Hayden J was therefore:
27. […] satisfied that it is in the best interests of C to have the surgery. I do not find that to be a delicate balance. There is amongst all lawyers, doctors and judges a strong instinct to preserve human life (Aintree University Hospital NHS Trust v James  UKSC 67; Kings College Hospital Foundation Trust v Haastrup  EWHC 127 (Fam)). Here there is clear evidence of a likely prospect of a successful outcome, where the alternative is that C would die. Moreover, as I have indicated, there is much to indicate that C, when capacitous would want to live. Her decision, as I have detailed above, to seek out treatment and in fact consent to it orally and in writing I consider to be a powerful indicator of her wishes when capacitous. Accordingly, I am able to make the declarations the Trust seeks.
28. In this case, it has not been possible for the Trust to put a plan together outlining the details of the coercion and/or restraint that would be considered to be proportionate in the event of C’s resistance. The absence of this plan is a direct consequence of my decision to cause the case to be heard quickly. I am able to make the best interest declarations I have indicated but they are not to be given effect until the plan has been put together and approved initially by the Official Solicitor and subsequently by this court. In the event that such approval is not forthcoming the case is to be restored before me, on short notice if necessary.
Procedurally, this case indicates how it is possible for clinicians to work effectively with the Trust’s legal services to move speedily when it has been recognised that an application is required (as to which, see further the recent Practice Guidance).

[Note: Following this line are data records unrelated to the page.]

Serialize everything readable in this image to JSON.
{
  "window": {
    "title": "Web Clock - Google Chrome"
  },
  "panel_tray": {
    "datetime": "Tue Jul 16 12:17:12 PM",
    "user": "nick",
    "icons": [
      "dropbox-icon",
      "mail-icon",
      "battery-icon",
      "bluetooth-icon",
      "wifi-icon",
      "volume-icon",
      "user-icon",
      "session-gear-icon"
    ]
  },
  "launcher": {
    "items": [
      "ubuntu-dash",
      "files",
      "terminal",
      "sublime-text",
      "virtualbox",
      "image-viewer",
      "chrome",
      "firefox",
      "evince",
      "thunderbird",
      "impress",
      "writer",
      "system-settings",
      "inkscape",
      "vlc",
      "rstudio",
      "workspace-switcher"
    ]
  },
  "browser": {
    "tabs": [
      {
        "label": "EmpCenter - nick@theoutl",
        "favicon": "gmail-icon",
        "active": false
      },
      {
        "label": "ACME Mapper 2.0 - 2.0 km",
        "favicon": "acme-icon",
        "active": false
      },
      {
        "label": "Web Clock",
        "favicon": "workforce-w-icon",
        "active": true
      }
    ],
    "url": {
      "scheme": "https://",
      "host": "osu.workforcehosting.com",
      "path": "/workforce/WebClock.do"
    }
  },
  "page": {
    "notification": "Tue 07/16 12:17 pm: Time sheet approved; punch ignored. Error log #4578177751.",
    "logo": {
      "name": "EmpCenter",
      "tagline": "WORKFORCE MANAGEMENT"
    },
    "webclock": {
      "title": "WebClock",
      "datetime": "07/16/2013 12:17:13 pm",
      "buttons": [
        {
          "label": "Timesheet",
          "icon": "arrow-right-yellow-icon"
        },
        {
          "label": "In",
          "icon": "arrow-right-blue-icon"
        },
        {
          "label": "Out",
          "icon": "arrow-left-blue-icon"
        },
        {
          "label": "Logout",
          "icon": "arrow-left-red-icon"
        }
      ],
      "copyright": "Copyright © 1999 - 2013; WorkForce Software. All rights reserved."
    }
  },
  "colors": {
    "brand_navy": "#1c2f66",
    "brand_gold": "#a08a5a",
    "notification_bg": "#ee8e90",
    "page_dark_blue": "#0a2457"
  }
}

On the facts of the case, as presented here, it is not entirely easy to escape the impression that a certain amount of (understandable) intellectual footwork was required to address the position that the doctors had proceeded on the basis that C had had capacity to make the decision until such point as she had disengaged. Such a phenomenon is not uncommon (see also the discussion of this, again in the context of paranoid schizophrenia, in Heart of England NHS Foundation Trust v JB  EWCOP 342). The recording of the capacity assessment carried out by the Trust did not explain the change in position, and it is interesting that Hayden J clearly felt that he did need to give an explanation – suggesting that it was “perhaps in consequence of the shock.” Although it is not possible, nor – for these purposes – relevant, to reconstruct the earlier position, it may equally be said on the logic of the recording of the capacity assessment before the court that C had not had capacity at any point to make the decision.
Although for different reasons, this might be thought to put into context Hayden J’s observation that a diagnosis of a mental health condition should be given prominence in medical records. On one view – and as he himself recognised – this could be seen as stigmatising. On another view, this could be seen as precisely the sort of situation in which there was cause to consider whether or not any consent given by C would be capacitous – at which point the cancer MDT should have been alerted to it. After all, had she consented, not disengaged, and the treatment gone ahead, we might legitimately want to know whether this was on the basis that she had given consent, or on the basis that there was no such consent, but the doctors could rely upon the provisions of s.5 MCA 2005.
Finally, and as Hayden J was aware, the case is another example of how the law finds the interplay between mental disorder and religious belief complex. In in many communities today, the sentence “her rejection of the treatment […] is predicated on a delusional belief structure which manifests itself in the language of religion” might not make immediate logical sense.